Authors’ reply to Harwood, McCarthy, and FrankeBMJ 2012; 344 doi: http://dx.doi.org/10.1136/bmj.e1050 (Published 14 February 2012) Cite this as: BMJ 2012;344:e1050
- Archana Singh-Manoux, research director123
- On behalf of Mika Kivimaki, M Maria Glymour, Alexis Elbaz, Claudine Berr, Klaus P Ebmeier, Jane E Ferrie, Aline Dugravot
- 1Institut National de la Santé et de la Recherche Médicale (INSERM), U1018, Centre for Research in Epidemiology and Population Health, Hôpital Paul Brousse, 94807 Villejuif Cedex, France
- 2Department of Epidemiology and Public Health, University College London, London, UK
- 3Centre de Gérontologie, Hôpital Ste Périne, AP-HP, France
The over-riding concern about our paper is that it propagates the tradition of emphasising decline and ignoring gains that occur with ageing.1 2 3 4 This was not our intention. We wanted to answer an important research question of whether cognitive decline occurs before the age of 60, and we had the rare opportunity of using longitudinal data—three assessments over 10 years—to do so. We used established statistical methods and most of the evidence, four of the five tests, shows a significant decline in all age groups. It would have been inappropriate to draw conclusions that were based on only the vocabulary test. It is worth highlighting that the analysis yielded “mean” decline in each age group (a sum of no decline, minor decline, and major decline); our view is that better understanding of cognitive ageing will come from closer attention to the heterogeneity in the rates of decline.
The timed component of the cognitive tests also attracted comment. Work demands and activities like cooking, shopping, driving, and conversation with family and friends require cognitive responses within a certain time frame. Cognitive test batteries used to study cognitive ageing are designed to assess this ability. It is important to recognise that these tests do not measure knowledge or wisdom. The finding that education does not influence the rate of cognitive decline is not new,5 6 but this does not imply that cognitive decline is natural or non-modifiable.
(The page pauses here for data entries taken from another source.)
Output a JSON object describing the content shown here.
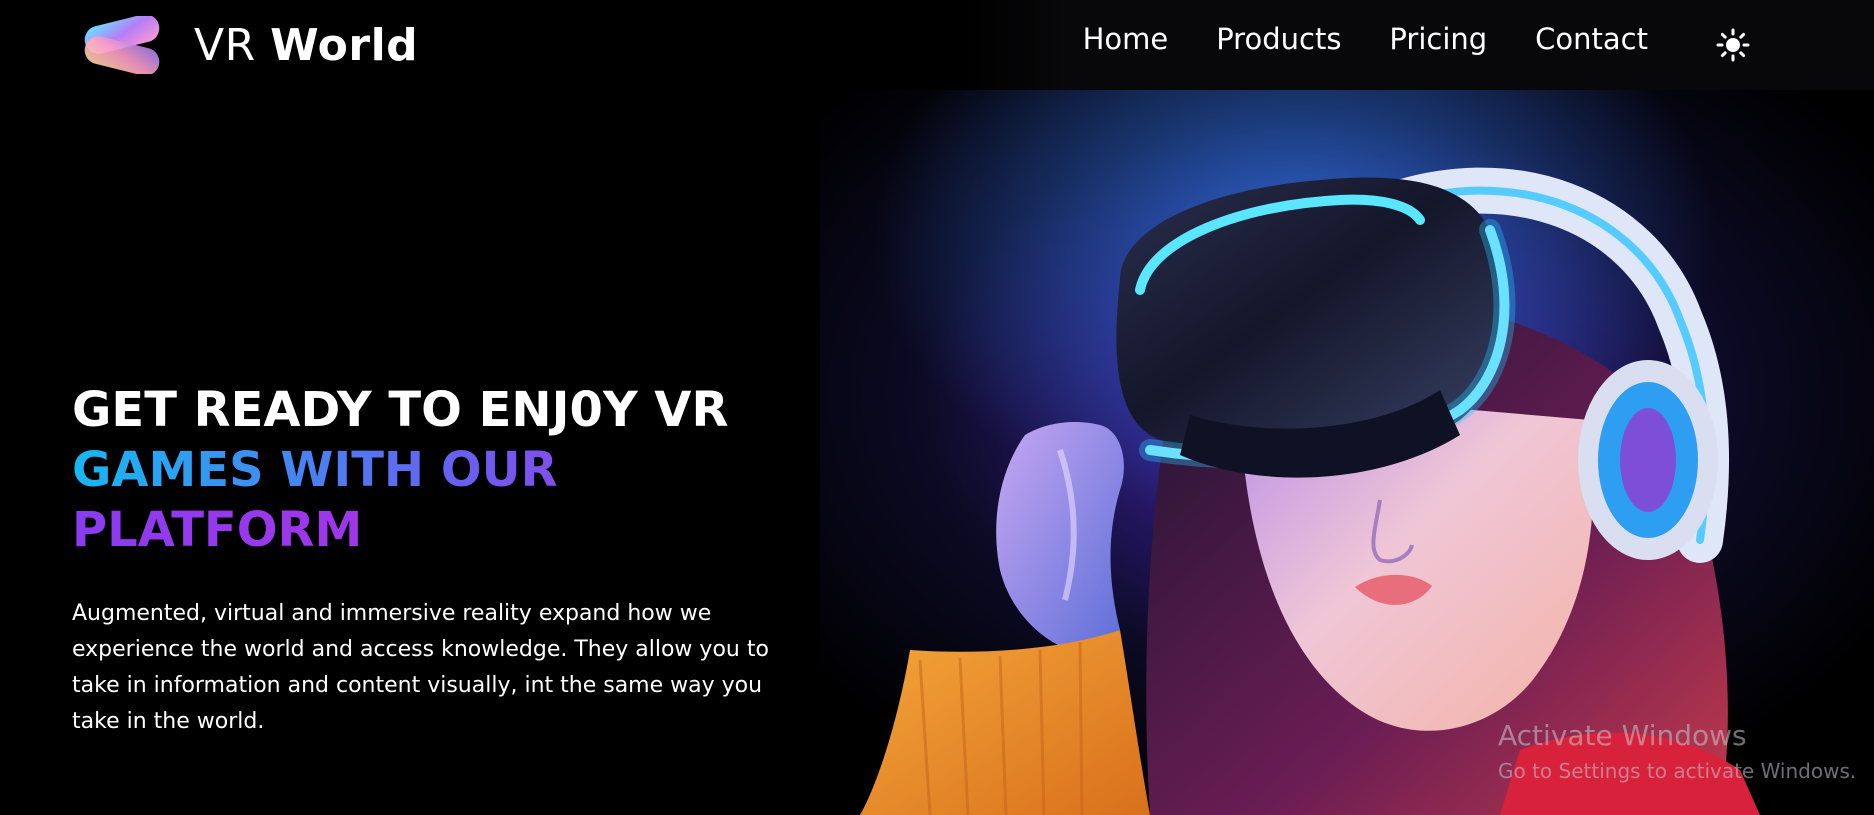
{
  "brand": {
    "name_light": "VR",
    "name_bold": "World",
    "logo_icon": "infinity-blob-logo-icon"
  },
  "nav": {
    "items": [
      {
        "label": "Home"
      },
      {
        "label": "Products"
      },
      {
        "label": "Pricing"
      },
      {
        "label": "Contact"
      }
    ],
    "theme_toggle_icon": "sun-icon"
  },
  "hero": {
    "title_line1": "GET READY TO ENJ0Y VR",
    "title_line2": "GAMES WITH OUR",
    "title_line3": "PLATFORM",
    "description": "Augmented, virtual and immersive reality expand how we experience the world and access knowledge. They allow you to take in information and content visually, int the same way you take in the world."
  },
  "watermark": {
    "title": "Activate Windows",
    "subtitle": "Go to Settings to activate Windows."
  },
  "colors": {
    "background": "#000000",
    "accent_cyan": "#16b8f2",
    "accent_purple": "#6d5bf0",
    "accent_magenta": "#c12ae0",
    "text": "#ffffff"
  }
}
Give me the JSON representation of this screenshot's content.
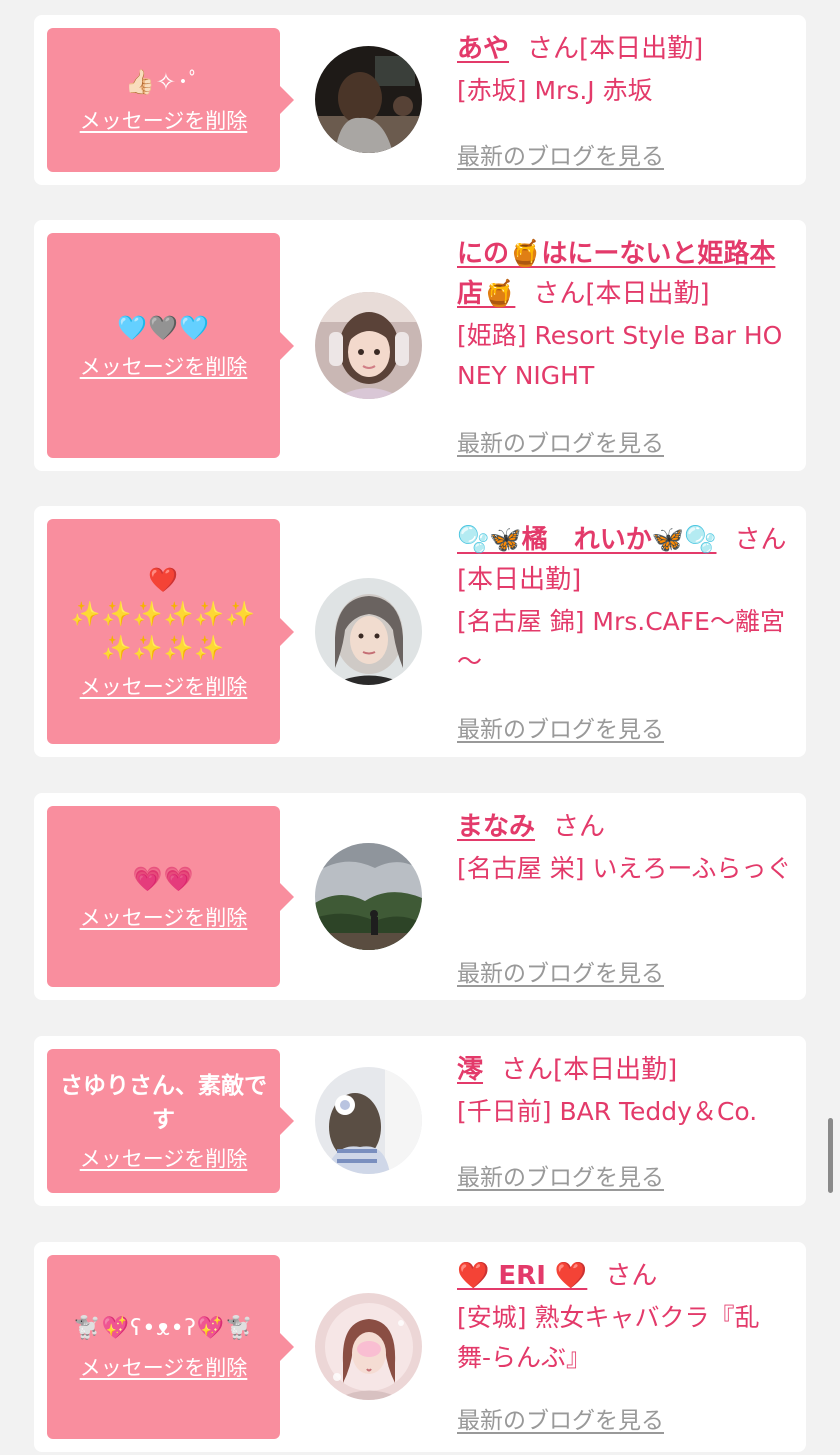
{
  "colors": {
    "page_bg": "#f2f2f2",
    "card_bg": "#ffffff",
    "bubble_bg": "#f98e9e",
    "name_text": "#e33a6a",
    "blog_link": "#999999"
  },
  "cards": [
    {
      "message": "👍🏻✧･ﾟ",
      "message_is_emoji": true,
      "delete_label": "メッセージを削除",
      "avatar_icon": "avatar-photo-woman-back-view",
      "name": "あや",
      "honorific": "さん",
      "status": "[本日出勤]",
      "shop": "[赤坂] Mrs.J 赤坂",
      "blog_label": "最新のブログを見る"
    },
    {
      "message": "🩵🩶🩵",
      "message_is_emoji": true,
      "delete_label": "メッセージを削除",
      "avatar_icon": "avatar-photo-woman-headphones",
      "name": "にの🍯はにーないと姫路本店🍯",
      "honorific": "さん",
      "status": "[本日出勤]",
      "shop": "[姫路] Resort Style Bar HONEY NIGHT",
      "blog_label": "最新のブログを見る"
    },
    {
      "message": "❤️\n✨✨✨✨✨✨\n✨✨✨✨",
      "message_is_emoji": true,
      "delete_label": "メッセージを削除",
      "avatar_icon": "avatar-photo-woman-silver-hair",
      "name": "🫧🦋橘　れいか🦋🫧",
      "honorific": "さん",
      "status": "[本日出勤]",
      "shop": "[名古屋 錦] Mrs.CAFE～離宮～",
      "blog_label": "最新のブログを見る"
    },
    {
      "message": "💗💗",
      "message_is_emoji": true,
      "delete_label": "メッセージを削除",
      "avatar_icon": "avatar-photo-landscape-mountains",
      "name": "まなみ",
      "honorific": "さん",
      "status": "",
      "shop": "[名古屋 栄] いえろーふらっぐ",
      "blog_label": "最新のブログを見る"
    },
    {
      "message": "さゆりさん、素敵です",
      "message_is_emoji": false,
      "delete_label": "メッセージを削除",
      "avatar_icon": "avatar-photo-woman-mirror-selfie",
      "name": "澪",
      "honorific": "さん",
      "status": "[本日出勤]",
      "shop": "[千日前] BAR Teddy＆Co.",
      "blog_label": "最新のブログを見る"
    },
    {
      "message": "🐩💖ʕ•ᴥ•ʔ💖🐩",
      "message_is_emoji": true,
      "delete_label": "メッセージを削除",
      "avatar_icon": "avatar-photo-woman-pink-frame",
      "name": "❤️ ERI ❤️",
      "honorific": "さん",
      "status": "",
      "shop": "[安城] 熟女キャバクラ『乱舞-らんぶ』",
      "blog_label": "最新のブログを見る"
    }
  ]
}
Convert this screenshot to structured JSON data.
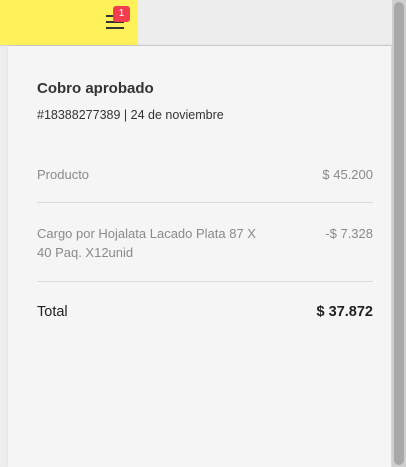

Higher education is associated with lower risk and not the absence of risk of dementia.
Cite this as: BMJ 2012;344:e1050
Competing interests: None declared.